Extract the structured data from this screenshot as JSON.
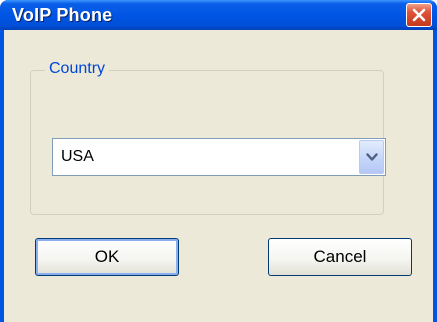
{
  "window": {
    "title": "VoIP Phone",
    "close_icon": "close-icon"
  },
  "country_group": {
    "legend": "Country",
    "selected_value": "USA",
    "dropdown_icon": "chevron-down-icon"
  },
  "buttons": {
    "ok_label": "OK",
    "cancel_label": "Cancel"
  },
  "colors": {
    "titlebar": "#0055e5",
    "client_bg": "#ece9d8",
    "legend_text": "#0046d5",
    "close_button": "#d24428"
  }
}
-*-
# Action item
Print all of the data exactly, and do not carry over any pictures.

# Result of the task
Extract the structured data from this screenshot as JSON.
{
  "window": {
    "title": "VoIP Phone",
    "close_icon": "close-icon"
  },
  "country_group": {
    "legend": "Country",
    "selected_value": "USA",
    "dropdown_icon": "chevron-down-icon"
  },
  "buttons": {
    "ok_label": "OK",
    "cancel_label": "Cancel"
  },
  "colors": {
    "titlebar": "#0055e5",
    "client_bg": "#ece9d8",
    "legend_text": "#0046d5",
    "close_button": "#d24428"
  }
}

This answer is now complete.